Of all the stops, my favorite was the guided tour through the mansion, which was decorated to look as it did in 1799 (the year of Washington’s death). It was amazing to be able to walk through a property that old, to see it so well preserved and to get a feel for how Washington lived.
The rooms in the house were beautiful – some were very ornate with high ceilings, green walls, marble fireplaces and large crown molding, while others fell more on the simple side for daily or private use.
Of all the items in the home, I really enjoyed one of Washington’s prized possessions.
Hung on the wall of the first floor landing or entry is a case made by Washington that displays a one pound, three ounce, wrought iron key. The key – which belonged to the Bastille – was sent to Washington by Marquis de Lafayette as a gift.
On December 14, 1799 George Washington passed away at the age of 67 in his home from a short illness that started with a sore throat. His funeral was held on December 18th where he was interred in a family crypt at Mount Vernon.
As the crypt began to fall into disrepair and an unsuccessful attempt was made to steal Washington’s skull – plans were made to move his remains.
While attempts were made by some to move Washington’s body to the Capitol, Southerns fought hard to keep him where they felt he belonged – in the south.
Eventually – on October 7, 1837 – both Washington and his wife Martha were moved to the new tomb on the grounds of Mount Vernon.
After spending the weekend in Alexandria walking in George Washington’s footsteps, I was surprised by many things.
It blew my mind that so many buildings from his time are still standing. Being able to walk down the same streets and see some of the same sights Washington would have was such a surreal experience.
Also, to learn that he prided himself as a farmer first and foremost and questioned his own capabilities as a leader in the Revolutionary War went against every heroic, patriotic image I grew up with. To know a man who is still so loved and admired had his own self-doubts helped me see past the legend and straight to the man himself.
I want to thank Holiday Inn for giving me the opportunity to get better acquainted with the first president and father of our country, George Washington.
HAPPY FOURTH OF JULY!!!

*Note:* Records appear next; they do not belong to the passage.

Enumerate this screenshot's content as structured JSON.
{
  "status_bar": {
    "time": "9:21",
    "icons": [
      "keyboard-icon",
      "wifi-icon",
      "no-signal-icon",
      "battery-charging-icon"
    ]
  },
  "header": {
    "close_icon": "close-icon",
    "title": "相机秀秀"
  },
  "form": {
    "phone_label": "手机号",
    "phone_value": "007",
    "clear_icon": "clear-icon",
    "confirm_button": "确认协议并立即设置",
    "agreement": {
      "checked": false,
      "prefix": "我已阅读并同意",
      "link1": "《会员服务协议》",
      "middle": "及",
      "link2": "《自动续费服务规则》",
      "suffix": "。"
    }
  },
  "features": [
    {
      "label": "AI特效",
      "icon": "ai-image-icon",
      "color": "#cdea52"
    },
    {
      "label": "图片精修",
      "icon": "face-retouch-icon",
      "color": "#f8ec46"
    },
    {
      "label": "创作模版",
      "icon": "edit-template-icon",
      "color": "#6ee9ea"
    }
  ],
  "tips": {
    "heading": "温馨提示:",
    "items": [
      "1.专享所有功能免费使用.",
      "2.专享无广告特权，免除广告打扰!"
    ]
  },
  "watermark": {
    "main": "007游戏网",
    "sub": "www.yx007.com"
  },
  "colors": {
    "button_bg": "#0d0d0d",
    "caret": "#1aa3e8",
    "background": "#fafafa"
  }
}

(Photo of Painting hanging in The George Washington Masonic National Memorial)
This is a sponsored conversation written by me on behalf of Holiday Inn. The opinions and text are all mine.